  1. COMMUNAL LAND TENURE: This is a traditional ownership of land whereby land is generally regarded as the property of the community. Every member of the community has the right to use the land for agriculture but cannot sell any part of it since it is regarded as a legacy that should not be sold.


  1. Each member of the community has the opportunity to request for farm land to provide food and earn some money for his family.
  2. Co-operative farming is possible since the land is extensive.
  • Large scale farming is possible due to its large size if only community members co-operate.
  1. It is easier to transfer the land to a prospective farmer since individual attachment is almost absent.


  1. Inadequate maintenance of soil fertility.
  2. Non-members of the community cannot have access to the land for farming.
  • There is usually lack of co-operation among community members if the land is to be used for large scale farming.
  1. It leads to fragmentation of land into small and scattered units.
  2. Perennial crops cannot be planted because of possible re-allocation of land to another person.
  3. Mechanization is difficult to introduce because farm lands are scattered and small.
  • It cannot be used as security to obtain loans from banks.



  1. TENURE BASED ON INHERITANCE: This is the type of land tenure in which land is inherited from one’s parents or from one generation to another.


  1. The land can be used as security to obtain loans from bank.
  2. The owner prefers to invest on the land to improve its fertility for agricultural production.
  • Mechanized farming can be practiced if the land is large enough.
  1. Perennial crops can be planted.


  1. It leads to land fragmentation since the land is divided among many children.
  2. Mechanized farming cannot be practiced on small plots of land.
  • Sharing of land can bring about dispute among family members.
  1. Land may belong to people who have no interest in land development or in making the fullest use of the land.


  1. LEASE HOLD TENURE: This is a situation in which the farmer is allowed by the land owner to work on a piece of land for a fixed length of time under stipulated conditions. Certain amount of money is paid as rent for the use of the land. At the expiration of the period of tenancy, the land reverts to the landowner or the agreement may be reviewed if the landlord so desires.


  1. The land is efficiently used.
  2. Easy accessibility of land is possible compared to land in communal ownership.
  • There is no time wasting to acquire or leave the piece of land.
  1. The owner of the piece of land can earn more money.


  1. It cannot be used as security to obtain loans from banks.
  2. The user may not be encouraged to plant perennial crops on a piece of land.
  • It can bring disputes between the tenant and the owner.
  1. It affects long term planning.
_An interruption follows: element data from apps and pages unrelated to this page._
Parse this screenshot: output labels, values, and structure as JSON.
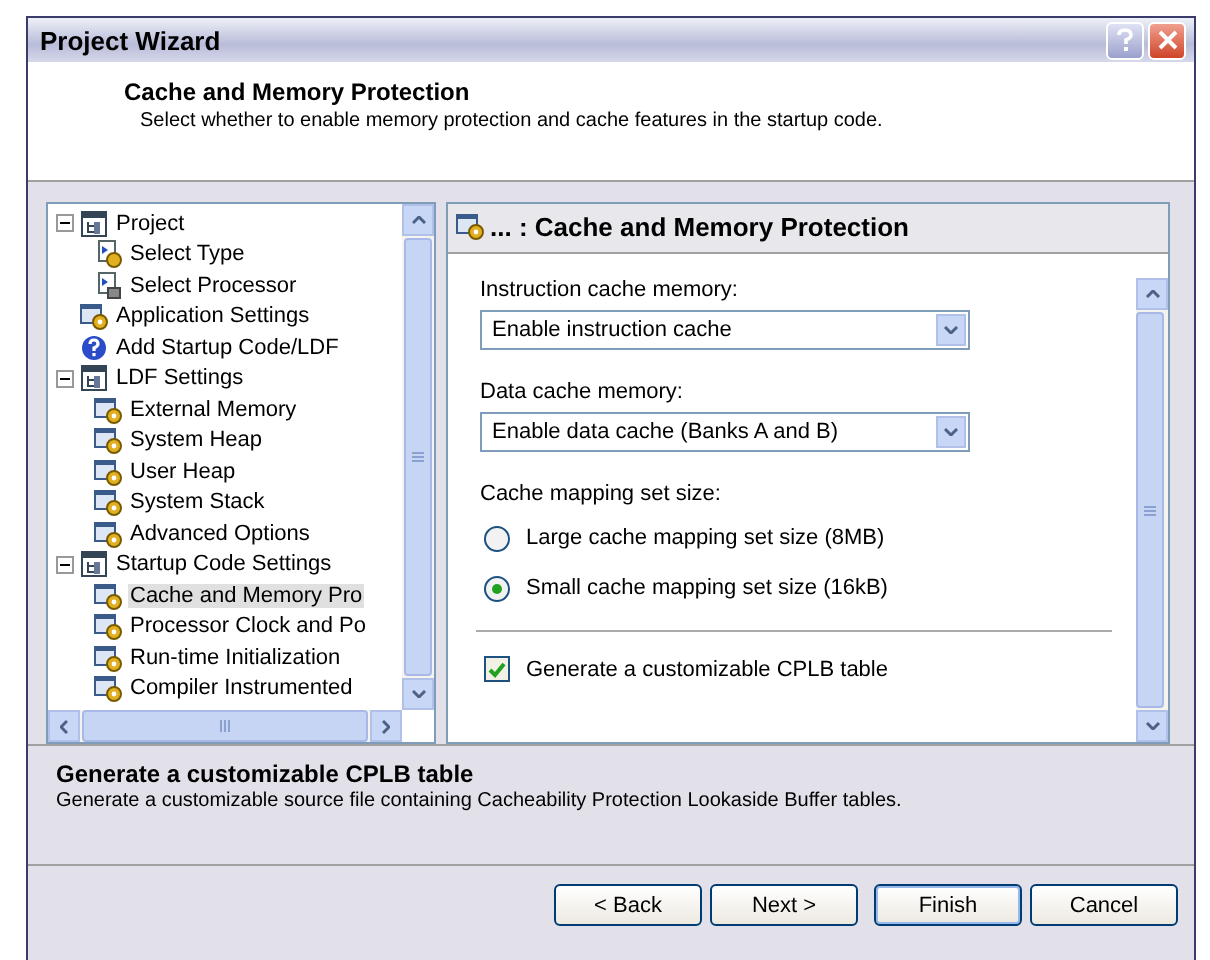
{
  "window": {
    "title": "Project Wizard"
  },
  "header": {
    "title": "Cache and Memory Protection",
    "subtitle": "Select whether to enable memory protection and cache features in the startup code."
  },
  "tree": [
    {
      "label": "Project",
      "kind": "group",
      "expanded": true,
      "selected": false,
      "children": [
        {
          "label": "Select Type",
          "kind": "step",
          "selected": false
        },
        {
          "label": "Select Processor",
          "kind": "chip",
          "selected": false
        }
      ]
    },
    {
      "label": "Application Settings",
      "kind": "page",
      "selected": false
    },
    {
      "label": "Add Startup Code/LDF",
      "kind": "help",
      "selected": false
    },
    {
      "label": "LDF Settings",
      "kind": "group",
      "expanded": true,
      "selected": false,
      "children": [
        {
          "label": "External Memory",
          "kind": "page",
          "selected": false
        },
        {
          "label": "System Heap",
          "kind": "page",
          "selected": false
        },
        {
          "label": "User Heap",
          "kind": "page",
          "selected": false
        },
        {
          "label": "System Stack",
          "kind": "page",
          "selected": false
        },
        {
          "label": "Advanced Options",
          "kind": "page",
          "selected": false
        }
      ]
    },
    {
      "label": "Startup Code Settings",
      "kind": "group",
      "expanded": true,
      "selected": false,
      "children": [
        {
          "label": "Cache and Memory Pro",
          "kind": "page",
          "selected": true
        },
        {
          "label": "Processor Clock and Po",
          "kind": "page",
          "selected": false
        },
        {
          "label": "Run-time Initialization",
          "kind": "page",
          "selected": false
        },
        {
          "label": "Compiler Instrumented",
          "kind": "page",
          "selected": false
        }
      ]
    }
  ],
  "panel": {
    "title": "... : Cache and Memory Protection",
    "fields": [
      {
        "kind": "dropdown",
        "label": "Instruction cache memory:",
        "value": "Enable instruction cache"
      },
      {
        "kind": "dropdown",
        "label": "Data cache memory:",
        "value": "Enable data cache (Banks A and B)"
      },
      {
        "kind": "radio",
        "label": "Cache mapping set size:",
        "options": [
          {
            "label": "Large cache mapping set size (8MB)",
            "selected": false
          },
          {
            "label": "Small cache mapping set size (16kB)",
            "selected": true
          }
        ]
      },
      {
        "kind": "divider"
      },
      {
        "kind": "checkbox",
        "label": "Generate a customizable CPLB table",
        "checked": true
      }
    ]
  },
  "description": {
    "title": "Generate a customizable CPLB table",
    "text": "Generate a customizable source file containing Cacheability Protection Lookaside Buffer tables."
  },
  "buttons": [
    {
      "label": "< Back",
      "default": false
    },
    {
      "label": "Next >",
      "default": false
    },
    {
      "label": "Finish",
      "default": true
    },
    {
      "label": "Cancel",
      "default": false
    }
  ]
}
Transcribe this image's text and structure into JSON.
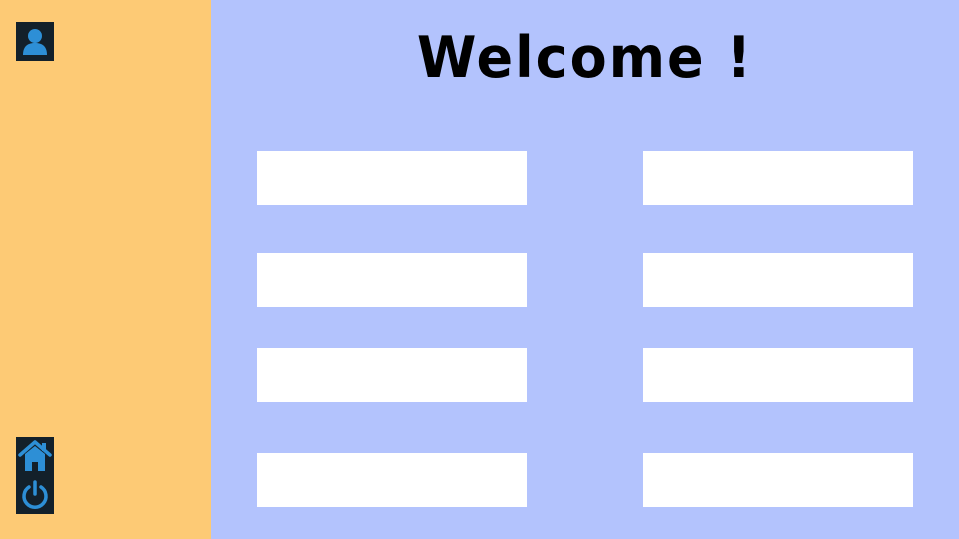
{
  "page": {
    "title": "Welcome !"
  },
  "sidebar": {
    "top_icon": "user-profile-icon",
    "bottom_icons": [
      "home-icon",
      "power-icon"
    ],
    "background_color": "#fdca75",
    "icon_color": "#2d8fd6",
    "icon_background_color": "#13202a"
  },
  "main": {
    "background_color": "#b3c3fd",
    "fields": [
      {
        "value": "",
        "placeholder": ""
      },
      {
        "value": "",
        "placeholder": ""
      },
      {
        "value": "",
        "placeholder": ""
      },
      {
        "value": "",
        "placeholder": ""
      },
      {
        "value": "",
        "placeholder": ""
      },
      {
        "value": "",
        "placeholder": ""
      },
      {
        "value": "",
        "placeholder": ""
      },
      {
        "value": "",
        "placeholder": ""
      }
    ]
  }
}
  1. TENURE BASED ON FREE GIFT: This is the type of land tenure in which land is donated or given out on good will or free of charge in appreciation or as an incentive.
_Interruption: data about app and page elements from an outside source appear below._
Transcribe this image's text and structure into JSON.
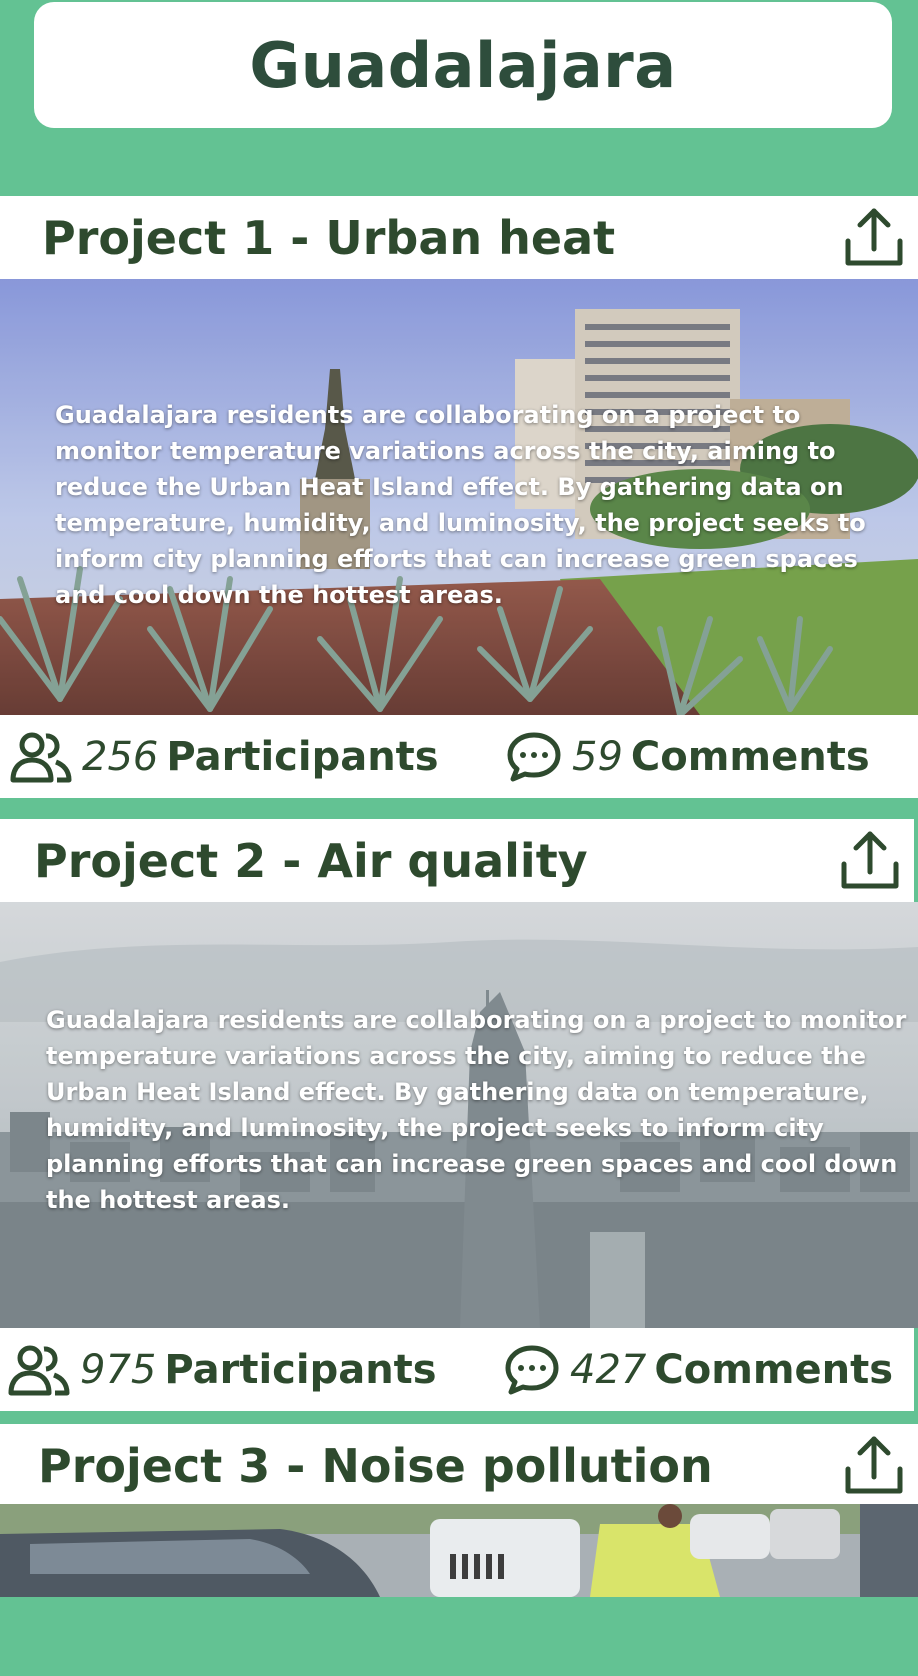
{
  "city": {
    "title": "Guadalajara"
  },
  "projects": [
    {
      "title": "Project 1 - Urban heat",
      "description": "Guadalajara residents are collaborating on a project to monitor temperature variations across the city, aiming to reduce the Urban Heat Island effect. By gathering data on temperature, humidity, and luminosity, the project seeks to inform city planning efforts that can increase green spaces and cool down the hottest areas.",
      "participants_count": "256",
      "participants_label": "Participants",
      "comments_count": "59",
      "comments_label": "Comments"
    },
    {
      "title": "Project 2 - Air quality",
      "description": "Guadalajara residents are collaborating on a project to monitor temperature variations across the city, aiming to reduce the Urban Heat Island effect. By gathering data on temperature, humidity, and luminosity, the project seeks to inform city planning efforts that can increase green spaces and cool down the hottest areas.",
      "participants_count": "975",
      "participants_label": "Participants",
      "comments_count": "427",
      "comments_label": "Comments"
    },
    {
      "title": "Project 3 - Noise pollution"
    }
  ],
  "icons": {
    "share": "share-icon",
    "participants": "users-icon",
    "comments": "comment-icon"
  },
  "colors": {
    "background": "#63c293",
    "text_dark": "#2e4a2e",
    "card": "#ffffff"
  }
}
  1. It ensures the maximum use of the land for increased production.
  2. Large scale farming can be practiced depending on the size of the land.
  • It can be used as security to obtain loans.
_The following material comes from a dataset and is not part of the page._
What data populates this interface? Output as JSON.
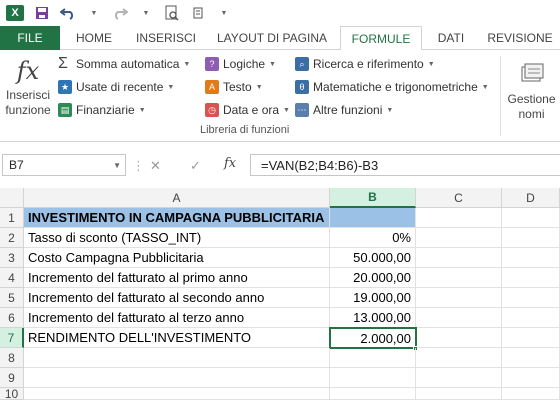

  1. The ownership of land can be challenged at anytime.
  2. There may be disagreement over such gifts among family members.
  3. STATE OR GOVERNMENT OWNERSHIP OF LAND: In this system, land belongs to the state or government and persons working or living on the land are tenants of the government.


  1. There is effective government control of land ownership in this system.
  2. The government can earn more money leasing out the land.
  • It encourages government investment on the land.


  1. The system encourages bureaucratic control which may hinder individual initiative and lead to political abuses.
  2. There is monopolistic power over the land as the tenant may not be able to use the land according to their wish.
  • Tenants may tend to lease the piece of land to other people in order to make some money which may hinder development of agriculture.


EVALUATION:   1. Explain the meaning of land tenure system

  1. State and explain the types of land tenure system
  2. Highlight the advantages and disadvantages of land                              tenure system

CLASSWORK: As in evaluation

CONCLUSION: The teacher commends the students positively